TECH CHALLENGE::The legislation being drafted would allow those officials investigating serious crimes to access data belonging to people from all nations


Tue, Feb 27, 2018 - Page 1

The EU is preparing legislation to force companies to turn over customers’ personal data when requested, even if it is stored on servers outside the bloc, a position that would put Europe at loggerheads with tech giants and privacy campaigners.

The EU executive has previously indicated it wanted law enforcement authorities to be able to access electronic evidence stored within the 28-nation bloc, but the scope of the planned legislation would extend to data held elsewhere, according to two sources with direct knowledge of the matter.

Digital borders are a growing global issue in an era when big companies operate “cloud” networks of giant data centers, which mean an individual’s data can reside anywhere.

The EU push comes as a landmark legal battle in the US nears its climax.
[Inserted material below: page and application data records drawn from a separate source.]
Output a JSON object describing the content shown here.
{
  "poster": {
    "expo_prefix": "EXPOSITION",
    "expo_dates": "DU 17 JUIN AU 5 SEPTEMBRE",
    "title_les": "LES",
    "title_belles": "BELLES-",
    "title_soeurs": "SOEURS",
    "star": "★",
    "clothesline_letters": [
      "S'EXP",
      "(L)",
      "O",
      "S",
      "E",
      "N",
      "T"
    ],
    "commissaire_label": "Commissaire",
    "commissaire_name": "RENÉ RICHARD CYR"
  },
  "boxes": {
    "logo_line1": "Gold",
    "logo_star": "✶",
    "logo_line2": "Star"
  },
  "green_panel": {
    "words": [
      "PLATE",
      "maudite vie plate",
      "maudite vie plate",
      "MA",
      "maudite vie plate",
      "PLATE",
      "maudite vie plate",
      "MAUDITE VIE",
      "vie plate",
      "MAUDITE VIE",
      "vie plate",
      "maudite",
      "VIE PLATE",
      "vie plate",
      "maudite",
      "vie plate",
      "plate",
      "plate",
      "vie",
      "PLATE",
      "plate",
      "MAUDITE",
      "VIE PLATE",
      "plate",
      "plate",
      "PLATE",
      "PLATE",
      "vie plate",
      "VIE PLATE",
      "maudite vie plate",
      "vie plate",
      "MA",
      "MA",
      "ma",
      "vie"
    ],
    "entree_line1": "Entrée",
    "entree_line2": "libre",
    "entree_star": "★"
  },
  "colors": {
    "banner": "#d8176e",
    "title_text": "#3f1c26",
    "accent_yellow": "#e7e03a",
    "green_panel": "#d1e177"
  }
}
The US Supreme Court this week is to hear oral arguments in a case pitting Microsoft against US prosecutors trying to force the company to turn over e-mails stored on its servers in Ireland in connection with a drug-trafficking investigation.

Many law enforcement officials argue that such powers are necessary for crime-fighting in the digital age, but campaigners say giving governments so-called extra-territorial authority to reach across borders and access data would erode individuals’ privacy rights.

Technology firms like Microsoft, Apple and IBM say it would undermine consumer trust in cloud services.

The planned EU law, which would apply to all companies around the world that do business in the EU, is an apparent shift in position for the European Commission, which has stood on the side of privacy advocates in the past.

Asked about the extra-territorial authority rules in the planned law, European Commissioner for Justice, Consumers and Gender Equality Vera Jourova said the current method for accessing cross-border evidence was “very slow and non-efficient” and that law enforcement had to be quicker than criminals.

The proposed law would apply to the personal data of people of all nationalities, not just EU citizens, as long as they are linked to a European investigation, one of the sources said.

The legislation is still in the drafting stage and is expected to go before lawmakers and member states at the end of next month. It can take up to two years for a law to be agreed upon.

Extra-territorial authority rules are fraught with complexity, legal and privacy experts say, as they could conflict with existing data protection laws.

In the US, for example, certain companies are prohibited from disclosing information to foreign governments, while in Europe itself, consumers’ data privacy is strictly protected and companies are restricted in how they can transfer data outside the bloc.

The sources said the EU executive acknowledged such complexities and that the decision to include extra-territorial authority was partly aimed at strengthening its hand in negotiating a deal with the US on the issue.